INSTRUCTIONS FOR THE TASK:
Please give a word-for-word repeat of the line containing "Enumerate this screenshot's" and all lines that come after it in the entries below, ending at the last line.
====== SOURCE RECORDS
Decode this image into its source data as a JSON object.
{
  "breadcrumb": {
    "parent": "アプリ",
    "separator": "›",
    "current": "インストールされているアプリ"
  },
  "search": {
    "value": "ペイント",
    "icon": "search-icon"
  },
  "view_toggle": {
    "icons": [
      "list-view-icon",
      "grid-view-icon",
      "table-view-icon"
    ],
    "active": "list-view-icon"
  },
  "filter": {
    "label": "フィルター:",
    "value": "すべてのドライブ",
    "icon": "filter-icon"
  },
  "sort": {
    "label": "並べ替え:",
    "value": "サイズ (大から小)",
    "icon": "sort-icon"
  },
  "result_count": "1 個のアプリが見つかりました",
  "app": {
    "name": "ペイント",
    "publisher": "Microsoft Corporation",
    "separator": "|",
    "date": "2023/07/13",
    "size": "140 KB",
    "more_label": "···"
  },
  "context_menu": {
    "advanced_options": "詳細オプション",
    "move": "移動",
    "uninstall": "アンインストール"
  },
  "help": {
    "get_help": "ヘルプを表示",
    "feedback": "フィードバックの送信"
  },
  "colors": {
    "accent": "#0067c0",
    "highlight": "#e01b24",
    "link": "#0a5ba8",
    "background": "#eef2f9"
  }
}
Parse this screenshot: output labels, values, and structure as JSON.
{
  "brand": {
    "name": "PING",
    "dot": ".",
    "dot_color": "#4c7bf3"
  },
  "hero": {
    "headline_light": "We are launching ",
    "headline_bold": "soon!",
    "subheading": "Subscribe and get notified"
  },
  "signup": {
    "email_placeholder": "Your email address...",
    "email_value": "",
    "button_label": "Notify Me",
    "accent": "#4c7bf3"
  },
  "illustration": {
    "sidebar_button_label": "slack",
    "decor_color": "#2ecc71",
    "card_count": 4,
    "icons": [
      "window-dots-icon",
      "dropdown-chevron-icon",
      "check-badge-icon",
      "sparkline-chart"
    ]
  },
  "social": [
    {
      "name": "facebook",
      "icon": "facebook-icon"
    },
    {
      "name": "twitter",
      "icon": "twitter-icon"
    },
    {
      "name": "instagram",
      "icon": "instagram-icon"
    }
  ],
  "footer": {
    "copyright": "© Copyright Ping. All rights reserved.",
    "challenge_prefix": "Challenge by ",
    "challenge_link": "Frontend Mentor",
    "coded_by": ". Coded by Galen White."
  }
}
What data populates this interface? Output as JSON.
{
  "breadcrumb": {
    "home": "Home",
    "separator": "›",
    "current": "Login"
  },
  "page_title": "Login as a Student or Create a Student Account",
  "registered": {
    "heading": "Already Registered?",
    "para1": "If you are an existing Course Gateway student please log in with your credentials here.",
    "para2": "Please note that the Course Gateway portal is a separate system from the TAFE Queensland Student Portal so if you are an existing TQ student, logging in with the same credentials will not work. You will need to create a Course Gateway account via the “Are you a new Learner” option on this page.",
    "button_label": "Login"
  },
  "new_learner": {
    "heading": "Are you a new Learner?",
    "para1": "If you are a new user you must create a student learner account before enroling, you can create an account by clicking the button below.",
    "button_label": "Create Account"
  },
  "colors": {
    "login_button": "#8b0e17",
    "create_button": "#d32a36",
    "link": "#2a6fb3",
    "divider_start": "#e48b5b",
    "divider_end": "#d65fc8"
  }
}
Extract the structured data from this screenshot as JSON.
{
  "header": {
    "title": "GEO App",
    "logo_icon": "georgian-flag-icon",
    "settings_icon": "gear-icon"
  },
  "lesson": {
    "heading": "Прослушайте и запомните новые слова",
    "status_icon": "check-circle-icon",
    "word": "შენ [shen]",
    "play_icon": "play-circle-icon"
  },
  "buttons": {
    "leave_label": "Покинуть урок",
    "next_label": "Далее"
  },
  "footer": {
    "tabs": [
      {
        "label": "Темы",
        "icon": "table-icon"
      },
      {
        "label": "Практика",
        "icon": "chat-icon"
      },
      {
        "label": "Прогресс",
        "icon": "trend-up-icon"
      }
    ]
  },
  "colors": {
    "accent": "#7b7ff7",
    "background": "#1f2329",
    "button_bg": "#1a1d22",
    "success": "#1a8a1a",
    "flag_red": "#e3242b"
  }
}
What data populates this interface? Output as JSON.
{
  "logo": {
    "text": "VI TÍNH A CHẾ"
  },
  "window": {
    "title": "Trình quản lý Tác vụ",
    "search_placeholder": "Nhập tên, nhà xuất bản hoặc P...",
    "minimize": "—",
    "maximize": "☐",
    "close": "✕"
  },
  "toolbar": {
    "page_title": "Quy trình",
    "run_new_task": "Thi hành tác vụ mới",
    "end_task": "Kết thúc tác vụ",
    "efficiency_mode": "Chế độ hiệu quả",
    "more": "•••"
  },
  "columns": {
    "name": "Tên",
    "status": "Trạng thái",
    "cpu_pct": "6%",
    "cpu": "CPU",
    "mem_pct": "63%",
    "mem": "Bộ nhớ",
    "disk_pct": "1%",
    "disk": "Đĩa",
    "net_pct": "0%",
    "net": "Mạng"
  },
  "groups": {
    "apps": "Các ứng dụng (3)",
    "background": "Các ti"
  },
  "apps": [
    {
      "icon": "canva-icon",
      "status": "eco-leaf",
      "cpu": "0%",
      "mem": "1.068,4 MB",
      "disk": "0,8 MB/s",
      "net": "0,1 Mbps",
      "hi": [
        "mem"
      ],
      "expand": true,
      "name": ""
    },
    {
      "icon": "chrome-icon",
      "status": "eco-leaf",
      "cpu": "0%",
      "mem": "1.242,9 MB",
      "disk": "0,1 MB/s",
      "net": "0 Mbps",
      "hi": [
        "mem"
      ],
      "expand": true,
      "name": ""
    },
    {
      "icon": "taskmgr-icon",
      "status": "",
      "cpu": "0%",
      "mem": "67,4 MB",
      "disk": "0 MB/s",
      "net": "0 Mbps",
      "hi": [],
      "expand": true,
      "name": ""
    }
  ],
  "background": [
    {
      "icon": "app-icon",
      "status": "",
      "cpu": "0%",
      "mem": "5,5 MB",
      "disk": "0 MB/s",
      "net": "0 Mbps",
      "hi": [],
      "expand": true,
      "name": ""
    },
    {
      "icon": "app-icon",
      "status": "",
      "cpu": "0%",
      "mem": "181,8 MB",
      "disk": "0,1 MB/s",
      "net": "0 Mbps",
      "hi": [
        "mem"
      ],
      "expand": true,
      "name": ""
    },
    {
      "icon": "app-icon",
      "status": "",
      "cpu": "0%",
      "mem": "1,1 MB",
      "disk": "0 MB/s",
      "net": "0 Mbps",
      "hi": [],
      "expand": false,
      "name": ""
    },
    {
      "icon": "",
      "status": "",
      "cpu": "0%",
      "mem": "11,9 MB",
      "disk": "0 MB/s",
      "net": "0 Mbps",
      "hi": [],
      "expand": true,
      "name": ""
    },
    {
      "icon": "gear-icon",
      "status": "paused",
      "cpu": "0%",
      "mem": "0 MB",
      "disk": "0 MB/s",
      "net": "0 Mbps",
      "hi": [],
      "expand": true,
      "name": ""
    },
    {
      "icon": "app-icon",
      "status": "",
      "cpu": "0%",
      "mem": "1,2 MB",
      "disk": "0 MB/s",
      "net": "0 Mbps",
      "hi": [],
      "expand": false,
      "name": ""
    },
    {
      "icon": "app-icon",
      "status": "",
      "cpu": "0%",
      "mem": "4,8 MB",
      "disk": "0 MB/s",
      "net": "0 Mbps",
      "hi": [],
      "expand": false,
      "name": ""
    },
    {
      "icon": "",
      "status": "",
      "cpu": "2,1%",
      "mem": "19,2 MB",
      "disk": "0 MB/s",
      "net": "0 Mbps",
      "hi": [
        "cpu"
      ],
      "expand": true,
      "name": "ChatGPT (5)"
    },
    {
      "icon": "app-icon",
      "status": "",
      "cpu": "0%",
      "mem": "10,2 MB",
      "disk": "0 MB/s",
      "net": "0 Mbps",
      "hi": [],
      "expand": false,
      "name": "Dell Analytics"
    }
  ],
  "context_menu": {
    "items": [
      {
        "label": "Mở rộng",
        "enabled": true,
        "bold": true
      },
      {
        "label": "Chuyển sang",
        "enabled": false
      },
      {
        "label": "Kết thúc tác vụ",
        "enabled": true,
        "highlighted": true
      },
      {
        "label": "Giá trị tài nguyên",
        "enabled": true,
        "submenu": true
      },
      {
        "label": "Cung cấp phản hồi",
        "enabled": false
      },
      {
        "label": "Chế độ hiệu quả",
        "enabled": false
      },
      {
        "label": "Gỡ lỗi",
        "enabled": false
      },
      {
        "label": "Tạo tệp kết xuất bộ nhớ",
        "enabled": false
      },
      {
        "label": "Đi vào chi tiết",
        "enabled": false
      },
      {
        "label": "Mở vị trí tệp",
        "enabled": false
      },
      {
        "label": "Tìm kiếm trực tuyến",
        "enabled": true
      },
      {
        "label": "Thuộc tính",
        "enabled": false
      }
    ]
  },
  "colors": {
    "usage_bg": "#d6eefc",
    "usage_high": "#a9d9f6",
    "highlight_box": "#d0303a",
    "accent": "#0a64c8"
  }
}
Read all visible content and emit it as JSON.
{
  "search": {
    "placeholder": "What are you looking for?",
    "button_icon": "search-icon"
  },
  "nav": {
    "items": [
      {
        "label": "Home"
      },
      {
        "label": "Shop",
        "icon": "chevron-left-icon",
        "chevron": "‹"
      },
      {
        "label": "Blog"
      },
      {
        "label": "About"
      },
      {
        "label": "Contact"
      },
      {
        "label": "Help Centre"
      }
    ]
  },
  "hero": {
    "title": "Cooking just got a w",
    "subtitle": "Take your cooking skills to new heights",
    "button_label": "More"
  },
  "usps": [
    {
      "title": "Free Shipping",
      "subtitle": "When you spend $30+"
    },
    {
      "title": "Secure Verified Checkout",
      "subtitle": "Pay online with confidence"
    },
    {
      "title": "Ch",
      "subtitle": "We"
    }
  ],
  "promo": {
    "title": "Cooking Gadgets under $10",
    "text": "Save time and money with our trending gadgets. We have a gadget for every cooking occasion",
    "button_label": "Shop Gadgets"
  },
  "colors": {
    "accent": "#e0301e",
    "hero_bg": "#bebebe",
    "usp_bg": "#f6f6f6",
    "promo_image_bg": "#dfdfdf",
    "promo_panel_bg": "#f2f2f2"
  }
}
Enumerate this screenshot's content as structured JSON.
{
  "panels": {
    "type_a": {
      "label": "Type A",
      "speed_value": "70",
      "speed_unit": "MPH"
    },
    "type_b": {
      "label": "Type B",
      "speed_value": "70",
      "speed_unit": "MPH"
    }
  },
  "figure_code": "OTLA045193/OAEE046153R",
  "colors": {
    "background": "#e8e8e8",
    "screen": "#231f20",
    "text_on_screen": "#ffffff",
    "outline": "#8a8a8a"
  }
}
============
SOLUTION TO THIS PROBLEM:
Enumerate this screenshot's content as structured JSON.
{
  "panels": {
    "type_a": {
      "label": "Type A",
      "speed_value": "70",
      "speed_unit": "MPH"
    },
    "type_b": {
      "label": "Type B",
      "speed_value": "70",
      "speed_unit": "MPH"
    }
  },
  "figure_code": "OTLA045193/OAEE046153R",
  "colors": {
    "background": "#e8e8e8",
    "screen": "#231f20",
    "text_on_screen": "#ffffff",
    "outline": "#8a8a8a"
  }
}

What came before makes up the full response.